“But if the law is not the solution, alternatives must be offered that may achieve more efficient results. Various options have been explored in this chapter, but the most convincing approach might require a combination of several methods. It is suggested that the following aspects have an impact on this consideration. First, genocide and Holocaust denial takes place in different societies and in different contexts. The identification of the most appropriate ratio of methods to counter denialism is therefore dependent on situational parameters. In some societies, the widespread nature of denial may require more of a communal effort, including a heightened emphasis on public education and the establishment of institutions capable of reaching out to society as a whole. Where denialism is promoted merely by a small minority within a society, the focus might shift to options for dealing with the leaders and followers of that movement. Second, not all deniers are cut from the same cloth. The political leader who built a following on denialism, the author whose prominence relies on denialist ideology, act from motivations which differ from those at the bottom of the movement, who may often not have given much thought to the evidence of the atrocities or indeed to the consequences of denialist activities. Genuine curiosity may occasionally be encountered in the latter group, but cannot be expected in the former, and the appropriate methods of dealing with the conduct of deniers will therefore have to vary accordingly. Third, even within a particular target group, a detailed assessment of the available methods is indispensable.
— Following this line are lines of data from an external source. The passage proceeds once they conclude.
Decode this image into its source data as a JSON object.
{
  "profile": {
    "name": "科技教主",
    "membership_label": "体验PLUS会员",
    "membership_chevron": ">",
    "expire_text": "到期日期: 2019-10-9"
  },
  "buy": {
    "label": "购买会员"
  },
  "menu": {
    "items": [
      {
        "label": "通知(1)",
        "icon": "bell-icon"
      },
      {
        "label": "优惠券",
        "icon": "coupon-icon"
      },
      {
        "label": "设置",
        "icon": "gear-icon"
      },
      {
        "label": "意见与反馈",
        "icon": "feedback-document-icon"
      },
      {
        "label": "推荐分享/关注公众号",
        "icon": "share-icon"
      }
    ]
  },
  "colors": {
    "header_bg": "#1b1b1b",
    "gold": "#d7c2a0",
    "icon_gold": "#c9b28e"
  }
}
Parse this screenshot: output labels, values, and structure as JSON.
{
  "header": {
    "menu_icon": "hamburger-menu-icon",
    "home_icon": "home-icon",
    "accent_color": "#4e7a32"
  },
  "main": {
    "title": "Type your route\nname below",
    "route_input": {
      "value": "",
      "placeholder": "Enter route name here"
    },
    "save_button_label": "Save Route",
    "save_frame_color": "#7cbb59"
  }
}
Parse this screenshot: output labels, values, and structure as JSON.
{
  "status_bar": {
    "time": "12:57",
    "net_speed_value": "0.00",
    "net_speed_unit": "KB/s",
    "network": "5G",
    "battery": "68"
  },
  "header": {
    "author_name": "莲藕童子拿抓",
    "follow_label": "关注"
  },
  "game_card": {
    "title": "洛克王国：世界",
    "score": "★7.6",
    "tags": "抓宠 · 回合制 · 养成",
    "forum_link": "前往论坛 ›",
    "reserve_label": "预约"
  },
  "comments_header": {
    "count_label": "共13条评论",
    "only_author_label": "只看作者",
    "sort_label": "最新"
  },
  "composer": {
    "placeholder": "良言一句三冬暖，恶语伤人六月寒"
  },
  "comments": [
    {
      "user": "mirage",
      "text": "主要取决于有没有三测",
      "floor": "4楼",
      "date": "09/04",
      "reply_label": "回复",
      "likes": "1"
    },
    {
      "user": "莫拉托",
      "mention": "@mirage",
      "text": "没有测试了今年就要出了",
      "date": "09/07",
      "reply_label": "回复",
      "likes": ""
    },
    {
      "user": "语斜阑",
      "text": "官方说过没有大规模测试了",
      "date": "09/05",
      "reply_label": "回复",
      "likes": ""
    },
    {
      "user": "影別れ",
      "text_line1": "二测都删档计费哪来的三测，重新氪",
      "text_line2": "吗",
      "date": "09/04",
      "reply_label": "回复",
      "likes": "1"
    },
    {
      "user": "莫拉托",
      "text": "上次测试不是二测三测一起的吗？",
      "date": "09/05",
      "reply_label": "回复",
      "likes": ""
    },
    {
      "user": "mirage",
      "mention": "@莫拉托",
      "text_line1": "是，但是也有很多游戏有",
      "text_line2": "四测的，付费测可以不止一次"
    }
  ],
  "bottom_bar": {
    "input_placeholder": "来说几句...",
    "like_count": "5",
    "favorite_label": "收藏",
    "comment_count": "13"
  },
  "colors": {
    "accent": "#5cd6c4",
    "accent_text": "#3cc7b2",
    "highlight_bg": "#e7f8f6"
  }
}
The impact of an academic article on a juvenile delinquent may be doubted; the showing of a film on the atrocities that he denied might be more effective; the confrontation with actual physical remnants of international crimes and meetings with survivors have carried some success in the past. Fine-tuning these approaches is key to the development of a persuasive response mechanism; and that in turn requires a certain insight into the psychological conditioning of the followers of denialism. Since the disassociation from ‘mainstream society’ is often at the core of their ideology, the success of any option to counter denialism might well be measured not by the degree to which their exclusion from the community has been achieved, but by the degree to which society has managed to effect their reintegration.” (p. 249)
Very good. If only Professor Behrens could convince some politicians...
This is a quite predictable book. There is no attempt to refute the revisionists, nor a clear presentation of their ideas. Instead we find the usual misinformation and slanders, and all this, sadly, by university professors and academics. Some contributors try to save the day, although not much. But then again, considering the threat of “social disapproval” hanging over everyone who doesn’t scream “bloody murder” at the sight of a revisionist, that’s probably all we could expect. At least the cover design is pretty neat.
|||Emma Green, The Atlantic, May 14, 2014; www.theatlantic.com/international/archive/2014/05/the-world-is-full-of-holocaust-deniers/370870/|
|||Alan Yuhas, “Man who claimed to have escaped Auschwitz admits he lied for years,” The Guardian, June 24, 2016; https://www.theguardian.com/world/2016/jun/24/holocaust-survivor-lied-joseph-hirt-auschwitz|
Additional information about this document
|Title:||Holocaust and Genocide Denial: A Contextual Perspective|
|Sources:||Inconvenient History, Vol. 10, No. 1 (winter 2018)|
|First posted on CODOH:||Feb. 7, 2018, 2:59 p.m.|